As I mentioned earlier, before I picked up and started living life as a full-time traveler, I scratched my travel itch by becoming an avid small-trip traveler. This meant taking trips whenever I could, wherever I could, with my meager two weeks of allotted vacation time a year. I lived my life like this for several years, while building up my career, and before I realized my digital nomad dreams.
If you’re in this position now, it’s a great place to be, because as I’ve learned, you can do a lot with a little bit of time.
Here are some tips for traveling while working a full-time job:
Look for weekend and long-weekend trips
I found that I could get a lot done with a weekend trip, or even an “extended weekend” trip, such as a four or five-day adventure. I once went to Costa Rica on a long weekend (using credit card miles to get the flights nearly for free, which we’ll talk about in a little bit). That might have been a little excessive, but yes, you can get a lot done in a short amount of time. Look for weekend adventures within driving distance of your area, set up flight alerts to find airfare deals, and find adventure buddies who are eager to also become Weekend Warriors.
Regional travel can get you far

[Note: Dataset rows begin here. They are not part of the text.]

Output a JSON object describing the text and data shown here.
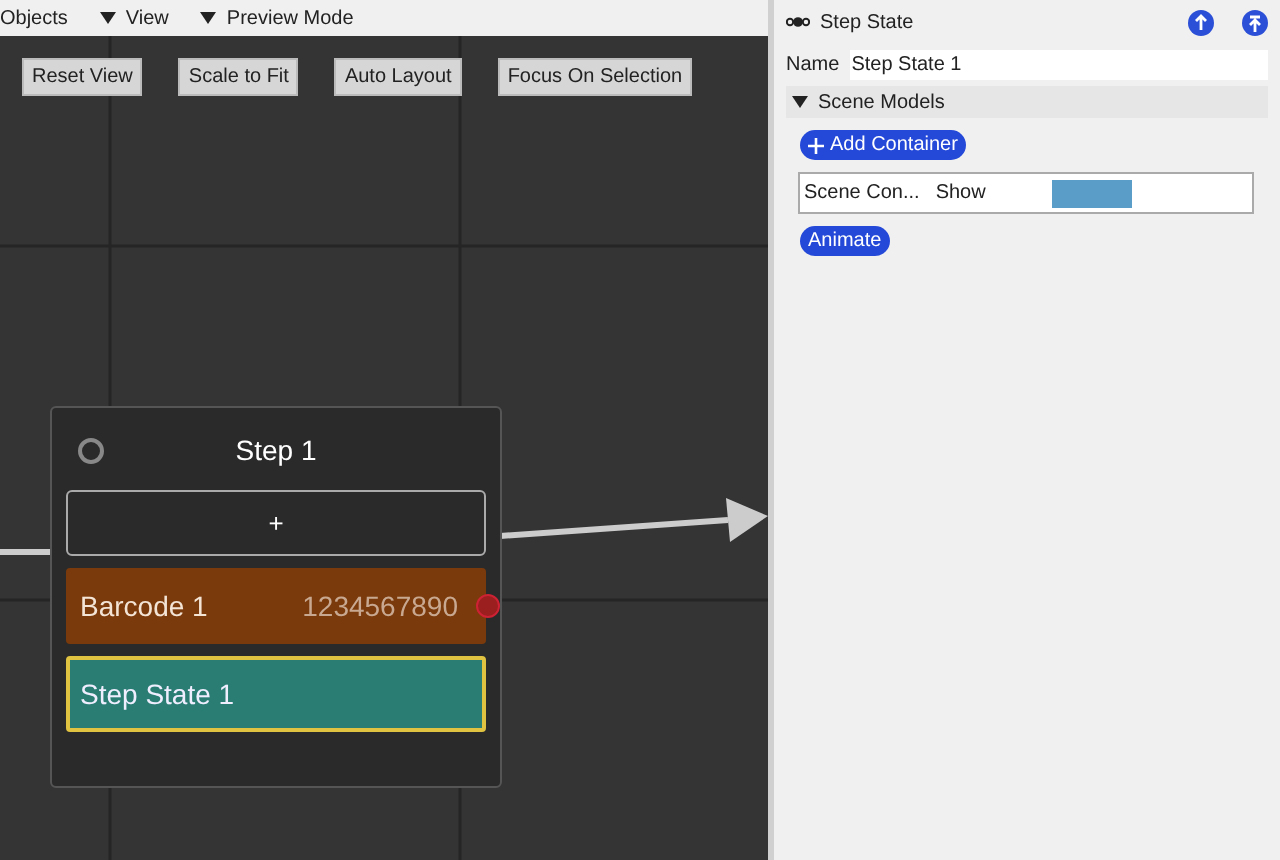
{
  "menu": [
    {
      "label": "Objects",
      "caret": false
    },
    {
      "label": "View",
      "caret": true
    },
    {
      "label": "Preview Mode",
      "caret": true
    }
  ],
  "toolbar": [
    "Reset View",
    "Scale to Fit",
    "Auto Layout",
    "Focus On Selection"
  ],
  "node": {
    "title": "Step 1",
    "add": "+",
    "items": [
      {
        "kind": "barcode",
        "label": "Barcode 1",
        "value": "1234567890",
        "selected": false
      },
      {
        "kind": "state",
        "label": "Step State 1",
        "selected": true
      }
    ]
  },
  "panel": {
    "title": "Step State",
    "name_label": "Name",
    "name_value": "Step State 1",
    "section": {
      "title": "Scene Models",
      "expanded": true
    },
    "add_button": "Add Container",
    "row": {
      "name": "Scene Con...",
      "action": "Show",
      "color": "#5b9dc9"
    },
    "animate": "Animate"
  }
}
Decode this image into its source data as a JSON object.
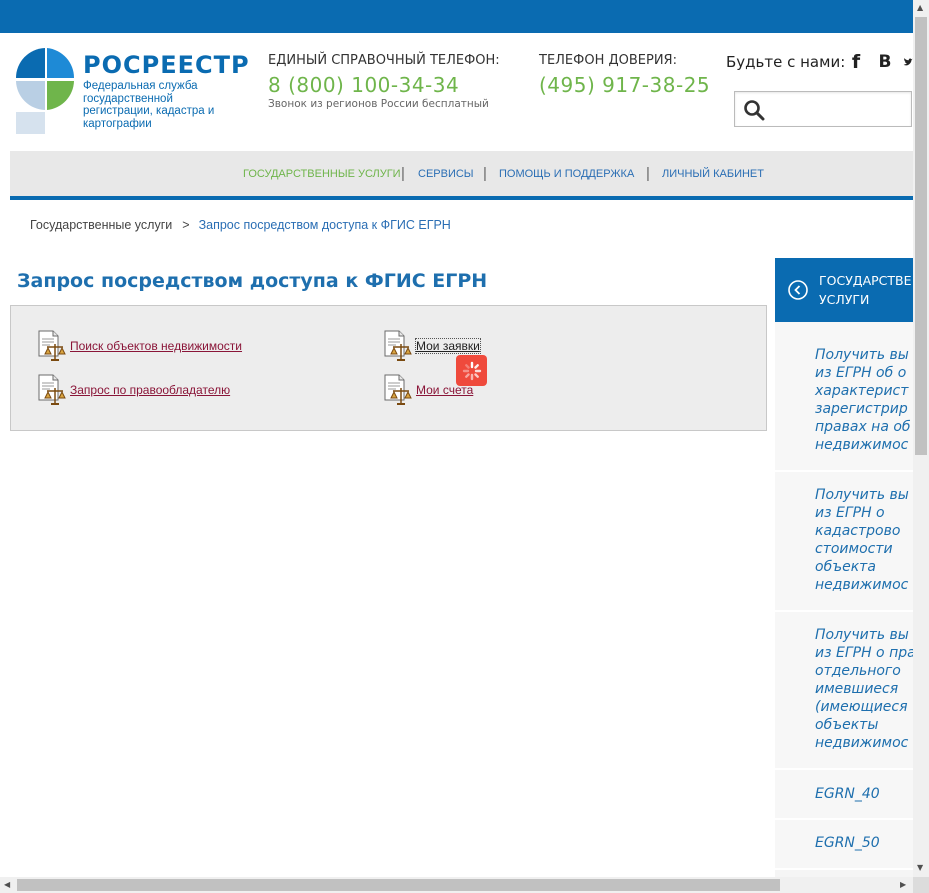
{
  "header": {
    "logo_name": "РОСРЕЕСТР",
    "logo_sub": "Федеральная служба государственной регистрации, кадастра и картографии",
    "phone_label": "ЕДИНЫЙ СПРАВОЧНЫЙ ТЕЛЕФОН:",
    "phone_number": "8 (800) 100-34-34",
    "phone_note": "Звонок из регионов России бесплатный",
    "trust_label": "ТЕЛЕФОН ДОВЕРИЯ:",
    "trust_number": "(495) 917-38-25",
    "social_label": "Будьте с нами:",
    "social": [
      "f",
      "B"
    ],
    "search_placeholder": ""
  },
  "nav": {
    "items": [
      {
        "label": "ГОСУДАРСТВЕННЫЕ УСЛУГИ",
        "active": true
      },
      {
        "label": "СЕРВИСЫ",
        "active": false
      },
      {
        "label": "ПОМОЩЬ И ПОДДЕРЖКА",
        "active": false
      },
      {
        "label": "ЛИЧНЫЙ КАБИНЕТ",
        "active": false
      }
    ],
    "separator": "|"
  },
  "breadcrumb": {
    "home": "Государственные услуги",
    "separator": ">",
    "current": "Запрос посредством доступа к ФГИС ЕГРН"
  },
  "main": {
    "title": "Запрос посредством доступа к ФГИС ЕГРН",
    "links": [
      {
        "label": "Поиск объектов недвижимости"
      },
      {
        "label": "Мои заявки"
      },
      {
        "label": "Запрос по правообладателю"
      },
      {
        "label": "Мои счета"
      }
    ]
  },
  "sidebar": {
    "header": [
      "ГОСУДАРСТВЕ",
      "УСЛУГИ"
    ],
    "items": [
      {
        "lines": [
          "Получить вы",
          "из ЕГРН об о",
          "характерист",
          "зарегистрир",
          "правах на об",
          "недвижимос"
        ]
      },
      {
        "lines": [
          "Получить вы",
          "из ЕГРН о",
          "кадастрово",
          "стоимости",
          "объекта",
          "недвижимос"
        ]
      },
      {
        "lines": [
          "Получить вы",
          "из ЕГРН о пра",
          "отдельного",
          "имевшиеся",
          "(имеющиеся",
          "объекты",
          "недвижимос"
        ]
      },
      {
        "lines": [
          "EGRN_40"
        ]
      },
      {
        "lines": [
          "EGRN_50"
        ]
      }
    ]
  },
  "colors": {
    "brand_blue": "#0a6bb1",
    "accent_green": "#6fb54b",
    "link_maroon": "#8a1538",
    "spinner_red": "#ef4a3c"
  }
}
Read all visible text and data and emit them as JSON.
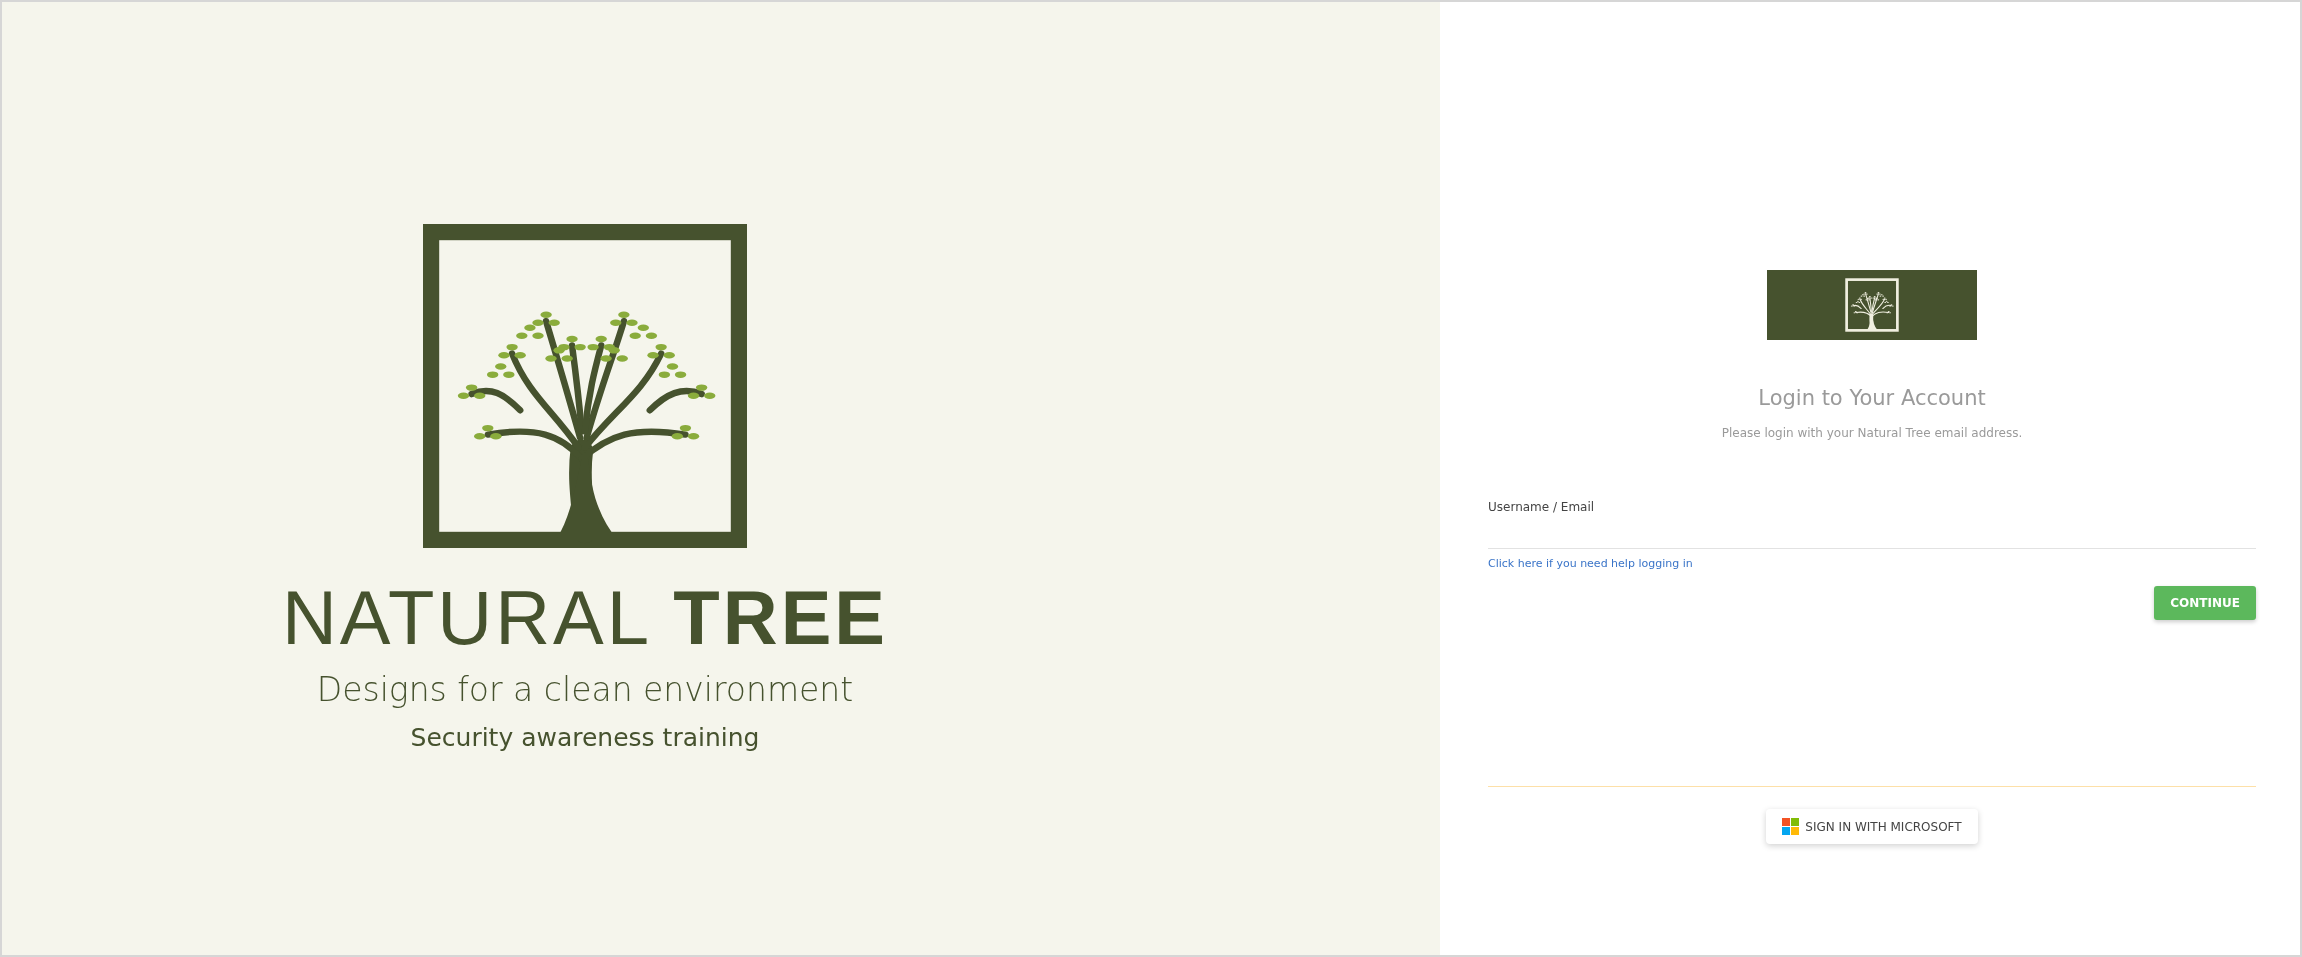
{
  "brand": {
    "name": "NATURAL **TREE**",
    "tagline": "Designs for a clean environment",
    "subtitle": "Security awareness training"
  },
  "login": {
    "title": "Login to Your Account",
    "subtitle": "Please login with your Natural Tree email address.",
    "field": {
      "label": "Username / Email"
    },
    "help_link": "Click here if you need help logging in",
    "continue_button": "CONTINUE",
    "microsoft_button": "SIGN IN WITH MICROSOFT"
  }
}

While I was daydreaming of visiting far-away places and exotic beaches, I tried to focus on amazing places I could travel to in my area (or in my part of the world, at least). Regional travel makes a lot more sense for those shorter trips, and also can lead to more cost-effective travel. I found that this practical mentality led me to really explore the area around me, and develop a deep love for it.
Saving money as a traveler was always important to me, so I learned ways to travel cheaper, even for shorter trips. One of my favorite hacks to this day? Staying at hostels, especially in more expensive cities and locations. If a shared dorm room isn’t your thing, most hostels have private rooms, which can still be cheaper than other types of accommodation, such as a hotel. Other ways I travel cheaper? I try to minimize the amount I eat out while on a trip (hostels and guest houses usually have kitchens), and I look for ways to be smart about transportation (taking buses instead of cabs in some cases, for example).
Learn the basics of airline perks
Airlines have tons of benefits and perks, but you need to learn how to use them to your advantage. I learned how to take advantage of airline credit cards in a fiscally responsible way to earn a ton of miles on purchases I was already making. Read the websites of reputable airline experts to learn the basics. When I did that, I started earning free flights (helping out greatly with the whole saving-money thing), and got other perks, such as passes to lounges around the world.
Have the right gear
What makes a trip more costly and complicated? When you don’t have the right stuff, and you need to make expensive purchases right before your trip. When I started traveling more, I slowly built up an arsenal of vital high-quality travel gear. This includes a quality backpacking backpack, portable charger, my 32oz Wide Mouth Sustain Nalgene bottle, and excellent walking shoes. Now, whenever I plan a trip, I just need to pack and I’m ready to go.
Becoming a digital nomad for me was never necessarily my end goal, and it was not always my dream. What I dreamed of was a life where I had uninhibited freedom, where I was able to spend more time outside and on adventures, and I had the means to support myself. This ultimately translated into life as a digital nomad.
Before I started living this lifestyle, I always wondered what happened “after” someone took time off to travel, or what they did next. I now see that for myself, there is no “after,” because I am still “here.” Maybe there will one day be a moment when I hang up my trusty backpack for good, and return to life as a Weekend Warrior. But that day is certainly not today.